March – April Artist: Robert Sunderman
Fine Artist, Scenic Designer & Associate Processor of Theater Design, ISU
Fine Art Statement:
The sketches and paintings in this exhibition are studies that I have worked on over the past eleven years that reflect personal experiences but also capture the beautiful structure of the skeletal nature of trunks and branches of trees. In landscapes and specifically trees I see personalities that show the wear and tear of life. Each tree/landscape has its own story to tell and I try to bring that out through contrasts, elimination of color and textures. The tree subjects become gestural in form, shape and composition. I am asking the viewer what human feelings and emotions can you see in this work? How can you relate to them on an emotional personal level?
Renewal, fleeting moments and human effects on our environment are issues that I continually address in my work. Presently I am creating my ideas and reflections through a series of paintings, assemblage sculpture, photography and soon installations. Not limiting myself to specific materials is so important in my work so I use any and all materials that can best convey the subject or story. I see things as ever changing and evolving.
Phone photography is area I have been experimenting with recently. Life in our contemporary society moves so fast that we rarely take time to notice or capture a single beautiful moment. Moving my phone camera quickly under certain types of light quality and contrast conditions creates a sense of movement and change. The true feeling and meaning of the moment is brought out through the use of photoshop. I want to preserve the pure quick glimpse of time on the move. The viewer should ask the question… Where is it? Why did it happen and want took place there?
The assemblage sculpture is an ongoing experiment creating new stories and life by finding what different objects want to say when placed together. I use found materials, natural materials and various paint mediums to tell stories that are personal or contemporary to our society. Usually they are environment statements. The materials are manipulated and changed to work as a cohesive statement and usually take on an aged distressed look. The intent is to create a feel of something of the past “a relic” that is transformative. The most recent series I am working on is called shattered glass reconstruction. The reflective question I am asking is…. What can we do with the pieces to reconstruct a struggling new beautiful world?
The overall goal I am trying to achieve with my work is trying to let people see things in a way they might not have thought about before. I want to increase their awareness of how important our environment is and how we fit into the cycle of life. The reflective questions I would like people to ask themselves when viewing the work is…How can we transform to be better participants in the cycle of life on this earth? How can I better understand and appreciation this special world we live in and not take it for granted?
Ames resident and featured artist Lisa K. Kuehl is a 1982 graduate of Iowa State University. Lisa earned her B.A. in Graphic Design, but pursued the professional aviation field shortly after graduating.

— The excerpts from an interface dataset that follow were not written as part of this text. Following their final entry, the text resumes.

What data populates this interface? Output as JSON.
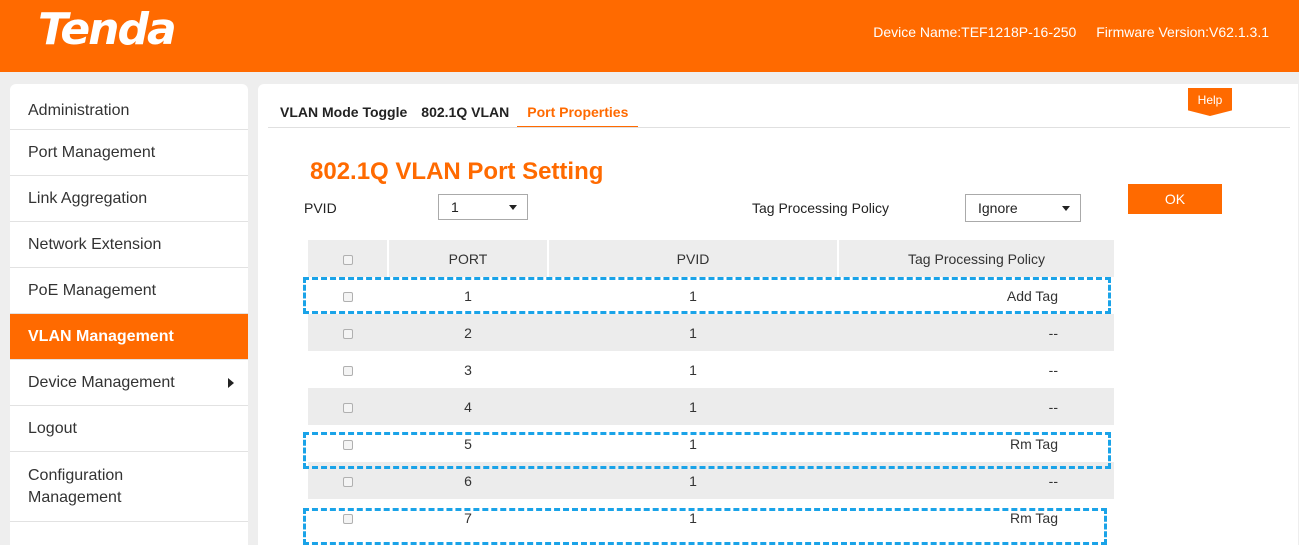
{
  "header": {
    "logo": "Tenda",
    "device_name": "Device Name:TEF1218P-16-250",
    "firmware_version": "Firmware Version:V62.1.3.1",
    "brand_color": "#ff6a00"
  },
  "sidebar": {
    "items": [
      {
        "label": "Administration",
        "active": false
      },
      {
        "label": "Port Management",
        "active": false
      },
      {
        "label": "Link Aggregation",
        "active": false
      },
      {
        "label": "Network Extension",
        "active": false
      },
      {
        "label": "PoE Management",
        "active": false
      },
      {
        "label": "VLAN Management",
        "active": true
      },
      {
        "label": "Device Management",
        "active": false,
        "icon": "triangle-right-icon"
      },
      {
        "label": "Logout",
        "active": false
      },
      {
        "label": "Configuration Management",
        "active": false
      }
    ]
  },
  "tabs": [
    {
      "label": "VLAN Mode Toggle",
      "active": false
    },
    {
      "label": "802.1Q VLAN",
      "active": false
    },
    {
      "label": "Port Properties",
      "active": true
    }
  ],
  "help_label": "Help",
  "page_title": "802.1Q VLAN Port Setting",
  "form": {
    "pvid_label": "PVID",
    "pvid_value": "1",
    "policy_label": "Tag Processing Policy",
    "policy_value": "Ignore",
    "ok_label": "OK"
  },
  "table": {
    "headers": {
      "port": "PORT",
      "pvid": "PVID",
      "policy": "Tag Processing Policy"
    },
    "rows": [
      {
        "port": "1",
        "pvid": "1",
        "policy": "Add Tag",
        "highlighted": true
      },
      {
        "port": "2",
        "pvid": "1",
        "policy": "--",
        "highlighted": false
      },
      {
        "port": "3",
        "pvid": "1",
        "policy": "--",
        "highlighted": false
      },
      {
        "port": "4",
        "pvid": "1",
        "policy": "--",
        "highlighted": false
      },
      {
        "port": "5",
        "pvid": "1",
        "policy": "Rm Tag",
        "highlighted": true
      },
      {
        "port": "6",
        "pvid": "1",
        "policy": "--",
        "highlighted": false
      },
      {
        "port": "7",
        "pvid": "1",
        "policy": "Rm Tag",
        "highlighted": true
      }
    ]
  },
  "highlight_color": "#1aa3e8"
}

Throughout her days as an art student, Lisa created many works of design and, over the years, saved a great many of them as part of her personal collection.
Lisa is offering these pieces to art collectors and admirers of hand-crafted work as a fundraiser for the Mesothelioma Applied Research Foundation in Washington, DC. In 2016, Lisa’s husband Connie Rex Younger passed away from pleural mesothelioma. Connie retired from Iowa State University in 1997 where he served as a staff transportation pilot for 21 years and was on staff in the Industrial Education department as Chief Flight Instructor.
Lisa retired from United Airlines in 2006, but remains active with the Boone Area Pilots Association and also is a passionate animal welfare advocate and scrapbooker. She recently co-conducted a class through the ISU Alumni Association OLLI program on creative ways to turn mementos and cherished items into masterpieces through scrapbooking, memory pillows and memory quilts.
If you are interested in any of Lisa’s work, feel free to contact her directly. To learn more about the Meso Foundation visit their site here, additional information will be available at Wheatsfield during the art opening, Friday, January 3 from 5-7pm and throughout the months of January and February. International Rare Disease Awareness Day takes place at the end of February, and since mesothelioma is considered a rare cancer, this wintertime exhibit also aims to draw attention to that fact.
Display Your Artwork at the Co-op
If you are interested in displaying your artwork please contact Melissa Lanphere, Marketing Manager, by email, phone or stopping into the Co-op. Please fill out the form linked below to have your artwork considered for display.